→ **TRY IT**:
Return the records below word for word.

**********

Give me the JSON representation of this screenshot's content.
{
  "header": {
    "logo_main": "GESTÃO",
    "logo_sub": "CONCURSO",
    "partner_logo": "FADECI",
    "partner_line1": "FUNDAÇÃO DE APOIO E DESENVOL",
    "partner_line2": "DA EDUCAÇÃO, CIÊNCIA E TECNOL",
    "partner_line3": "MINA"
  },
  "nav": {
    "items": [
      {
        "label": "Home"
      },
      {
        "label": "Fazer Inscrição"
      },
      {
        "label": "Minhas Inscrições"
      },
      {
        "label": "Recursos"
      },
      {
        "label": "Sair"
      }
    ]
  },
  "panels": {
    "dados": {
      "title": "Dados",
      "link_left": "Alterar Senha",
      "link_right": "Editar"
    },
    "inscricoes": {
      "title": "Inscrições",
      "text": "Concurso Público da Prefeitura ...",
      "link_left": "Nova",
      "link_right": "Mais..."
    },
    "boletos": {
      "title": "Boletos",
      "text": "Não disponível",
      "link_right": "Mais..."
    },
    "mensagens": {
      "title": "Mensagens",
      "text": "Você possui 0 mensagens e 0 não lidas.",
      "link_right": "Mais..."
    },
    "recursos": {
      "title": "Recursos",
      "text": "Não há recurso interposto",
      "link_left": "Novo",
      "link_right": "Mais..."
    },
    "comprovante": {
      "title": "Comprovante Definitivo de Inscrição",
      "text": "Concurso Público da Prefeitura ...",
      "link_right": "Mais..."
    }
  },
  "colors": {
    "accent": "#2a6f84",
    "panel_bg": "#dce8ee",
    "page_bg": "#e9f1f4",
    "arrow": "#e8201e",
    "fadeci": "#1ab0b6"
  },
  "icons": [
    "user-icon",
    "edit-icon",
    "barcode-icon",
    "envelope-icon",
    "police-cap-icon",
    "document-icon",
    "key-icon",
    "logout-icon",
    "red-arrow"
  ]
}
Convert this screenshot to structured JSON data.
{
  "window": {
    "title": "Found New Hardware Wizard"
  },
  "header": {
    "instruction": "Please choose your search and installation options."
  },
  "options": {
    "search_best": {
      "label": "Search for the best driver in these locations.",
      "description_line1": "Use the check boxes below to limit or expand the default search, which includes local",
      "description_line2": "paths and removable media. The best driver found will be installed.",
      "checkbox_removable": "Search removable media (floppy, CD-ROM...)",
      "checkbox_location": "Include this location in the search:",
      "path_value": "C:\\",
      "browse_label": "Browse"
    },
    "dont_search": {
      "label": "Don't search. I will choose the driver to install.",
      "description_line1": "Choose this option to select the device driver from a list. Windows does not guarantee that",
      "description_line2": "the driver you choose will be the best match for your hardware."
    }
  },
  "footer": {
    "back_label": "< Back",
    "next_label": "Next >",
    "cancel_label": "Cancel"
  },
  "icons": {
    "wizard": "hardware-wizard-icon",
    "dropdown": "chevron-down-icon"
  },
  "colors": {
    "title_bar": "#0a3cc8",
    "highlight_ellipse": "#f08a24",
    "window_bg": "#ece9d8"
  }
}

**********

→ **WRITTEN RESPONSE**:
Give me the JSON representation of this screenshot's content.
{
  "header": {
    "logo_main": "GESTÃO",
    "logo_sub": "CONCURSO",
    "partner_logo": "FADECI",
    "partner_line1": "FUNDAÇÃO DE APOIO E DESENVOL",
    "partner_line2": "DA EDUCAÇÃO, CIÊNCIA E TECNOL",
    "partner_line3": "MINA"
  },
  "nav": {
    "items": [
      {
        "label": "Home"
      },
      {
        "label": "Fazer Inscrição"
      },
      {
        "label": "Minhas Inscrições"
      },
      {
        "label": "Recursos"
      },
      {
        "label": "Sair"
      }
    ]
  },
  "panels": {
    "dados": {
      "title": "Dados",
      "link_left": "Alterar Senha",
      "link_right": "Editar"
    },
    "inscricoes": {
      "title": "Inscrições",
      "text": "Concurso Público da Prefeitura ...",
      "link_left": "Nova",
      "link_right": "Mais..."
    },
    "boletos": {
      "title": "Boletos",
      "text": "Não disponível",
      "link_right": "Mais..."
    },
    "mensagens": {
      "title": "Mensagens",
      "text": "Você possui 0 mensagens e 0 não lidas.",
      "link_right": "Mais..."
    },
    "recursos": {
      "title": "Recursos",
      "text": "Não há recurso interposto",
      "link_left": "Novo",
      "link_right": "Mais..."
    },
    "comprovante": {
      "title": "Comprovante Definitivo de Inscrição",
      "text": "Concurso Público da Prefeitura ...",
      "link_right": "Mais..."
    }
  },
  "colors": {
    "accent": "#2a6f84",
    "panel_bg": "#dce8ee",
    "page_bg": "#e9f1f4",
    "arrow": "#e8201e",
    "fadeci": "#1ab0b6"
  },
  "icons": [
    "user-icon",
    "edit-icon",
    "barcode-icon",
    "envelope-icon",
    "police-cap-icon",
    "document-icon",
    "key-icon",
    "logout-icon",
    "red-arrow"
  ]
}
Convert this screenshot to structured JSON data.
{
  "window": {
    "title": "Found New Hardware Wizard"
  },
  "header": {
    "instruction": "Please choose your search and installation options."
  },
  "options": {
    "search_best": {
      "label": "Search for the best driver in these locations.",
      "description_line1": "Use the check boxes below to limit or expand the default search, which includes local",
      "description_line2": "paths and removable media. The best driver found will be installed.",
      "checkbox_removable": "Search removable media (floppy, CD-ROM...)",
      "checkbox_location": "Include this location in the search:",
      "path_value": "C:\\",
      "browse_label": "Browse"
    },
    "dont_search": {
      "label": "Don't search. I will choose the driver to install.",
      "description_line1": "Choose this option to select the device driver from a list. Windows does not guarantee that",
      "description_line2": "the driver you choose will be the best match for your hardware."
    }
  },
  "footer": {
    "back_label": "< Back",
    "next_label": "Next >",
    "cancel_label": "Cancel"
  },
  "icons": {
    "wizard": "hardware-wizard-icon",
    "dropdown": "chevron-down-icon"
  },
  "colors": {
    "title_bar": "#0a3cc8",
    "highlight_ellipse": "#f08a24",
    "window_bg": "#ece9d8"
  }
}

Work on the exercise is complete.